_Task statement_
Count, in the entries, the lines with "dimensions". Answer with the number only.
*** Opening of Extracted information ***
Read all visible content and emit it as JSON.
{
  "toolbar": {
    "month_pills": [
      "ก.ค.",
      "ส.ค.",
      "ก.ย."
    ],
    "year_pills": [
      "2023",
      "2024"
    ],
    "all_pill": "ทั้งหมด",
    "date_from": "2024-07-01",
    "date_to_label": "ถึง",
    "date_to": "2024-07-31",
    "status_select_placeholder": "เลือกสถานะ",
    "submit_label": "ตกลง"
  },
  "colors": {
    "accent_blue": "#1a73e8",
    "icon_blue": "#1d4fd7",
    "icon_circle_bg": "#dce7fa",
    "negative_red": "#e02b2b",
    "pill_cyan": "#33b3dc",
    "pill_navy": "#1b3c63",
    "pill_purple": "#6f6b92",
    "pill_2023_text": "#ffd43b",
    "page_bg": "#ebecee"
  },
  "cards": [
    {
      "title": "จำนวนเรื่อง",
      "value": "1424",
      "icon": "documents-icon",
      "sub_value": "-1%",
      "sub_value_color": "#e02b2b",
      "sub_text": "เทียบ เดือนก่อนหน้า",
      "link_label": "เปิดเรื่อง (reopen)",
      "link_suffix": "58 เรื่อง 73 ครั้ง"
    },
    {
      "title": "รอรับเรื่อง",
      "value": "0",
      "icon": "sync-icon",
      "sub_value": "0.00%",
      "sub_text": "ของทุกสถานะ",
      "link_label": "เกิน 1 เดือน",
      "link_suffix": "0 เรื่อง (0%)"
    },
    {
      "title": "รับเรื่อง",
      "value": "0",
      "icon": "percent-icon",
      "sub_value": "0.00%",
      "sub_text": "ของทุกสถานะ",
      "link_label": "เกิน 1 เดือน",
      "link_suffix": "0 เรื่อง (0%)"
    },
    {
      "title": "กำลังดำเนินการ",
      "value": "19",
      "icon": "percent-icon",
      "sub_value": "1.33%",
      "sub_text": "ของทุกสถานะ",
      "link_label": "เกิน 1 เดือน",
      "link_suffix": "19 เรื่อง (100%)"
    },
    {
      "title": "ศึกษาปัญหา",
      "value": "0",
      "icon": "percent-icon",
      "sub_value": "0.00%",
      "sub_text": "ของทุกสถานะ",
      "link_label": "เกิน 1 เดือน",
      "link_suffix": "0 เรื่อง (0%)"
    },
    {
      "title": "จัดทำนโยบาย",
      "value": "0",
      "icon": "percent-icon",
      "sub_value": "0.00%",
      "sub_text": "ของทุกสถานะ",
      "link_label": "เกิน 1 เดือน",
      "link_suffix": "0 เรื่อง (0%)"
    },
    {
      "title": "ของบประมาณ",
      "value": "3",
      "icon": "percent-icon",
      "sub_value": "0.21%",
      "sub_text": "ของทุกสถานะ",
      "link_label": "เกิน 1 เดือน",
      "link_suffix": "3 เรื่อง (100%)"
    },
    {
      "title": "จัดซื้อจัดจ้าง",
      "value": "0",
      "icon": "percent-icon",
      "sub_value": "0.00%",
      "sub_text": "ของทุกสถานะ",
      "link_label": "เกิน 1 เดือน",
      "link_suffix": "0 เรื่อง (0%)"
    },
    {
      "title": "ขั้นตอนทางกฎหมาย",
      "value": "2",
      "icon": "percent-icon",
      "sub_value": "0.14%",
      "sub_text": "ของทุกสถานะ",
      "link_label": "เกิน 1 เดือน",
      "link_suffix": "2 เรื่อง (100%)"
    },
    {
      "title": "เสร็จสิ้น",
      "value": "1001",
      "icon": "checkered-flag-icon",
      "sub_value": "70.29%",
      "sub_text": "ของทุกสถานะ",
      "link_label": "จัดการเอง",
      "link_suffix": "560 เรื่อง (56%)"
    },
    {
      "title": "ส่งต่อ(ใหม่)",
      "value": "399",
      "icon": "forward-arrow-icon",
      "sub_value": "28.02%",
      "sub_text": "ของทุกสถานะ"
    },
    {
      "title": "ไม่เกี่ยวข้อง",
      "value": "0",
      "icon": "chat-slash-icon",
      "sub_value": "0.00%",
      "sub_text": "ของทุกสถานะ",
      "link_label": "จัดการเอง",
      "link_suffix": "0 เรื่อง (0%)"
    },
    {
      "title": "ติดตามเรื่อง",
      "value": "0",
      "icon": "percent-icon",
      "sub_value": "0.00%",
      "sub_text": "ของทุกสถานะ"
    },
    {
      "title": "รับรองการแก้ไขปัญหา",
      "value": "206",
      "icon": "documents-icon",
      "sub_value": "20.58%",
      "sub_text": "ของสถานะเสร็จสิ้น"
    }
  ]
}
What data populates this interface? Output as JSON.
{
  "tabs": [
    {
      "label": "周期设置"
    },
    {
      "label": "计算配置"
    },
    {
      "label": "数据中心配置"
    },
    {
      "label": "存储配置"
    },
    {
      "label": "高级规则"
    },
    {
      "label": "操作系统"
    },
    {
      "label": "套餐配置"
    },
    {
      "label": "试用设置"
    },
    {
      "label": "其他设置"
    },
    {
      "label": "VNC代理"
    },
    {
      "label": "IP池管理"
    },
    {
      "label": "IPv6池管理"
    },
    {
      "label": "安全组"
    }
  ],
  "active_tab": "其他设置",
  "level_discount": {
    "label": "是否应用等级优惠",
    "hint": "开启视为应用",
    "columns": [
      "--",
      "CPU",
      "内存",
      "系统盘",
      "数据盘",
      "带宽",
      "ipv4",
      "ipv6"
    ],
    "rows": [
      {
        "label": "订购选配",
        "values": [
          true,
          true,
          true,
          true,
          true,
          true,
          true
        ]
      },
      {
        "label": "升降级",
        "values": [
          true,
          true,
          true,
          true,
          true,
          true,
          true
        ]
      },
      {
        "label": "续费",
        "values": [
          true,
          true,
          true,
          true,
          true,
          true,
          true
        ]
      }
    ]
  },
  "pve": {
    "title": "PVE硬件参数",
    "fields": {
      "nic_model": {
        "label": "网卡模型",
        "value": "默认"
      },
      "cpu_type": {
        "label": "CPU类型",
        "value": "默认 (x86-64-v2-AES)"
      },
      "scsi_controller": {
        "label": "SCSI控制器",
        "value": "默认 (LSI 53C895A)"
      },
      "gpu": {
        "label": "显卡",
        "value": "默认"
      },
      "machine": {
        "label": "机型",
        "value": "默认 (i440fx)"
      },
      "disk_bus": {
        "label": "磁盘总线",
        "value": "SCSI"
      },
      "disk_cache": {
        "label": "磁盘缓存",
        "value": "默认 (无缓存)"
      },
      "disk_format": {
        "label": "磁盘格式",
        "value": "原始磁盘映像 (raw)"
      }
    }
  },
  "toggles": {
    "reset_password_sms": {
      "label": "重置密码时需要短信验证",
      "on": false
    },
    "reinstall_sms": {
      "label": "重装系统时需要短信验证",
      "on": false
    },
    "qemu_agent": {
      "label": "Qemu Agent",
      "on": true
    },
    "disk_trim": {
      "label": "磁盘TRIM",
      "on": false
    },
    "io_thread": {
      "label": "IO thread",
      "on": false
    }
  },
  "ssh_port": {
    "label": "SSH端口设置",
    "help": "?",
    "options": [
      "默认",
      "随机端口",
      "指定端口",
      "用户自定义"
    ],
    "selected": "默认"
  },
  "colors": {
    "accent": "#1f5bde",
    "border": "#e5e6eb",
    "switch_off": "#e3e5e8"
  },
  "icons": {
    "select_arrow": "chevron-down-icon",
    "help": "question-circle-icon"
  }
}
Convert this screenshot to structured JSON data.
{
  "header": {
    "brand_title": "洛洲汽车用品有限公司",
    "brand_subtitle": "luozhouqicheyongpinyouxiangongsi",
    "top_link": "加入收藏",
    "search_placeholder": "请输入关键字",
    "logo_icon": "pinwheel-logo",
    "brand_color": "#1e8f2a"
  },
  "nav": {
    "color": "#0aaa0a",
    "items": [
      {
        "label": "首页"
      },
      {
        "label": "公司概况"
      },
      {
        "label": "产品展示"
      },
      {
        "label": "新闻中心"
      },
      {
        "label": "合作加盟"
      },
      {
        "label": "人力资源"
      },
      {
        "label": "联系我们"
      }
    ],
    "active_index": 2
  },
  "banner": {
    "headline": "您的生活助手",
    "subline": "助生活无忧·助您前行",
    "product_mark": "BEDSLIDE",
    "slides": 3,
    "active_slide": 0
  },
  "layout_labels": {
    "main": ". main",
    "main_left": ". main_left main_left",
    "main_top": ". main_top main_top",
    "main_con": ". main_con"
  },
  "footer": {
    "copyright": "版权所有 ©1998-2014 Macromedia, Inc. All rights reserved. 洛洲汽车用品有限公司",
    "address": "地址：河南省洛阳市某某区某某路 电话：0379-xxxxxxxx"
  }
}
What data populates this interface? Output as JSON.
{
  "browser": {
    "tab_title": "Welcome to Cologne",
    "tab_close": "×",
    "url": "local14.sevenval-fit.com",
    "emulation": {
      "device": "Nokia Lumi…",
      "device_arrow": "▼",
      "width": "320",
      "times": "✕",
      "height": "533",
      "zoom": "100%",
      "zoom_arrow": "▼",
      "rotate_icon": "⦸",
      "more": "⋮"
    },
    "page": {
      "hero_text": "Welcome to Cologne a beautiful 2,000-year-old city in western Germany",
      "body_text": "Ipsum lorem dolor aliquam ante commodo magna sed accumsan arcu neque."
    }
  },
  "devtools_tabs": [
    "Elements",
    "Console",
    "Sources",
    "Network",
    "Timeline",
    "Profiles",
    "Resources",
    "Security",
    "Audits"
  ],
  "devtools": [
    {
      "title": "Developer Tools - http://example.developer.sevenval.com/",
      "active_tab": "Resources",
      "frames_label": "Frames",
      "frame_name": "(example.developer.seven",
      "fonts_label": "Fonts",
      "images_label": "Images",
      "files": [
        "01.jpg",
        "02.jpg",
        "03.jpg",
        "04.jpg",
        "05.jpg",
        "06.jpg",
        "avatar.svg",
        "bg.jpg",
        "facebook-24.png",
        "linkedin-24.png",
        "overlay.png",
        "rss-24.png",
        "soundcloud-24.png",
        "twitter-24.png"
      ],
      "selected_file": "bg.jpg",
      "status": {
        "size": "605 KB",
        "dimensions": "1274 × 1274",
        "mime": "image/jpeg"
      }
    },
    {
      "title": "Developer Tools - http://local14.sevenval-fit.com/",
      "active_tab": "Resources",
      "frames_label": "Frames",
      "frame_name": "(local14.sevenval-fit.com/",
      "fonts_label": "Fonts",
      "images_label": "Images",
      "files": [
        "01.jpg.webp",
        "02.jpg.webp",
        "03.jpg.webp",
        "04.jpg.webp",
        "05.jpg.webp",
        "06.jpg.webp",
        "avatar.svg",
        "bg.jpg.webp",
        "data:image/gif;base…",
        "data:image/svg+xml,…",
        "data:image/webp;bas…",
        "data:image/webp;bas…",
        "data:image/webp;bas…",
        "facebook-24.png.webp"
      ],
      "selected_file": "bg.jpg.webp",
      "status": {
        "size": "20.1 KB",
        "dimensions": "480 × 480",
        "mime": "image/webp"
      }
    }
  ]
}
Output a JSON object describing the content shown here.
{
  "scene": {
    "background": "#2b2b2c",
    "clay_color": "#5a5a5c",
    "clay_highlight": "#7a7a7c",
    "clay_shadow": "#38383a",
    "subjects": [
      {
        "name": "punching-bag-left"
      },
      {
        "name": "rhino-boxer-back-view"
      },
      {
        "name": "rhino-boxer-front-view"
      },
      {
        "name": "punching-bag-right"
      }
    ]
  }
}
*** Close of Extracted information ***
_Written answer_
2